To: HelixGene Genomic Experts
Thank you for adding me to your google group. I am excited to see what topics will emerge on HelixGene Genomic Experts and how the discussions will turn out.
I would love to see any project aiming to build a bridge between popular press and scientists, gain momentum. As I mentioned on the comments to the Gene Sherpa blogpost, I have been wanting to do something similar for some time (SciPhu.com is supposed to be the starting point), but you are in a much better position than me to achieve this. To further the cause, I’d like to share my thoughts on “peer reviewing” popular press scientific information by giving you a short summary of The SciPhu project proposal / business plan:
SciPhu.com shall be a website that brings experts and journalists (or the general public) together to produce accurate scientific information. Experts will be “peer-reviewing” what journalists have written or what a company wants to use as PR-material, and a label would go on the particular text to confirm scientific accuracy. Experts need to be approved, but can be recruited from any part of the world, in any scientific field and, in theory, on most academic levels (skillful grad-students and post-docs could easily participate). Experts could be graded upon the quality of their peer reviews, and such grading could be used as screen to get into doing peer-reviewing for paying customers like news-agencies and company PR-departments (the money incentive to get academics to participate). The website thus, would serve as a 24/7 resource for anyone wanting to do quality assurance on scientific information, some would pay for this service (news agencies, PR-companies/departments) and others would get it for free (institutions, government officials, general public)…
One of the HelixGene Genomic Experts approaches is to grade texts after publication.
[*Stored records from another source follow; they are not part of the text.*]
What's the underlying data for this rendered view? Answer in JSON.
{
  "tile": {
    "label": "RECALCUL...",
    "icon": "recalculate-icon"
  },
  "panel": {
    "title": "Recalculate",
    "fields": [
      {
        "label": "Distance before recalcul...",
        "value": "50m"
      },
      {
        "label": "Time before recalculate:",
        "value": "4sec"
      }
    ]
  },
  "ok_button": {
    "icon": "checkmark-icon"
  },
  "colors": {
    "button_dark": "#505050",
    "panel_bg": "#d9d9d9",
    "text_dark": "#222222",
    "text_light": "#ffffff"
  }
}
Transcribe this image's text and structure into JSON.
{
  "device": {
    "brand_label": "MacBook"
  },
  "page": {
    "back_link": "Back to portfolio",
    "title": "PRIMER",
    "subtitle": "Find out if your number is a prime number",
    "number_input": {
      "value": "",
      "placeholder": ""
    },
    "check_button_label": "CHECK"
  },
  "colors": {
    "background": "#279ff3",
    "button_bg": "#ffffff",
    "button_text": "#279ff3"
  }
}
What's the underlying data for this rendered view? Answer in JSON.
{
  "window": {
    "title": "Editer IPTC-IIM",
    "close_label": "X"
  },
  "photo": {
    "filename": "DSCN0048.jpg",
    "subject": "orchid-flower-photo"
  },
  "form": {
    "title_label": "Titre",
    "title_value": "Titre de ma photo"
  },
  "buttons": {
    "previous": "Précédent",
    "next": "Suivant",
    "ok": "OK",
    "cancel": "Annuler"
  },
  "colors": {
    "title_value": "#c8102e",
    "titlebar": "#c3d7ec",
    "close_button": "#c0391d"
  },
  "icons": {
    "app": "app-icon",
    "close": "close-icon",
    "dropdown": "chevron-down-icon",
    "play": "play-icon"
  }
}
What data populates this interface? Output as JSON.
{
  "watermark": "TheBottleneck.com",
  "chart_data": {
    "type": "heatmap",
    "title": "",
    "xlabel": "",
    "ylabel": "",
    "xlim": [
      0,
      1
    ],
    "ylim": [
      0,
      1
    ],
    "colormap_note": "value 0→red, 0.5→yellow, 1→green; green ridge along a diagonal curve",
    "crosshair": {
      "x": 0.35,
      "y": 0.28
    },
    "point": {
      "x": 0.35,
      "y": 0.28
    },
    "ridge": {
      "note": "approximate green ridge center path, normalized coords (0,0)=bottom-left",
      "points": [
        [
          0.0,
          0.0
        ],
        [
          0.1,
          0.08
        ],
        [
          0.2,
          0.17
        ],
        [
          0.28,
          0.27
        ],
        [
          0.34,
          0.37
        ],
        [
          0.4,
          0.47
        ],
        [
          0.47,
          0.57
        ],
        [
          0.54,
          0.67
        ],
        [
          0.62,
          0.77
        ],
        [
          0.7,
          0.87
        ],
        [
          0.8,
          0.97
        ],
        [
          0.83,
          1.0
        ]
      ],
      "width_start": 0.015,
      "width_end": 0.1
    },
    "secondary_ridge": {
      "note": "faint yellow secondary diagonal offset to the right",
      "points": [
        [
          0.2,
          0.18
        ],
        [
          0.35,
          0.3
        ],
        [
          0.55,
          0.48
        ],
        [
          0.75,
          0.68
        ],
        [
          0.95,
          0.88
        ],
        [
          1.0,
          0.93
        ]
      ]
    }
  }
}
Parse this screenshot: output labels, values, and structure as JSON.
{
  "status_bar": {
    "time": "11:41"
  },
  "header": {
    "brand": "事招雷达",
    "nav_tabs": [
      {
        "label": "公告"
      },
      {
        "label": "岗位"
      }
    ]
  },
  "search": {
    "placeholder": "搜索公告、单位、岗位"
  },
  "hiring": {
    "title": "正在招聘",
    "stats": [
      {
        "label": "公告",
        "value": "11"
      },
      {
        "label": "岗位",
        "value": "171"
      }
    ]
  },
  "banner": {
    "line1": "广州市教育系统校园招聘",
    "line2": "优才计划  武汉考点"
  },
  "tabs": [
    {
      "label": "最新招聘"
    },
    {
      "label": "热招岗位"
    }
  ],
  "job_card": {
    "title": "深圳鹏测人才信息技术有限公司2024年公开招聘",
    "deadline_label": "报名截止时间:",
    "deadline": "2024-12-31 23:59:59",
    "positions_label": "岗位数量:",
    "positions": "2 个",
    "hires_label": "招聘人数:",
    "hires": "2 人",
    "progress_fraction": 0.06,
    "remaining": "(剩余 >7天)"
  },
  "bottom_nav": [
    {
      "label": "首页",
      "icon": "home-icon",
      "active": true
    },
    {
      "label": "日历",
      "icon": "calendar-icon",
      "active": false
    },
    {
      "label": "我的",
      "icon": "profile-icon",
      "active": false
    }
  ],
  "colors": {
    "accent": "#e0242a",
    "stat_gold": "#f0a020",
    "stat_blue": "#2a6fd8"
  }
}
The other approach like mentioned in your about section, is to act as a liaison between journalists and scientist and this is what I strongly believe needs to be focused on. To that end, I have been looking at HARO (HelpAReporterOut) which is an e-mail group where journalists asks for expert opinions prior to writing their story. Incorporating such services I think could have great benefits (altough the current HARO is focused on life-style/travel and other trivialities of life, rather than hardcore science).
I have more details worked out in my mind and plenty more (premature) ideas, but neither the programming/web skills nor the time to go through with this alone. I’ll just repeat my willingness to contribute and collaborate. I am very happy to see that my thoughts are shared by others.
The goal is accurate information. Information is fundamental in shaping the developments that constitutes our future. This is the time to put some quality control on that information. HelixGene is a call out to all scientists: Participate_in_this_mission.
Nils Reinton, PhD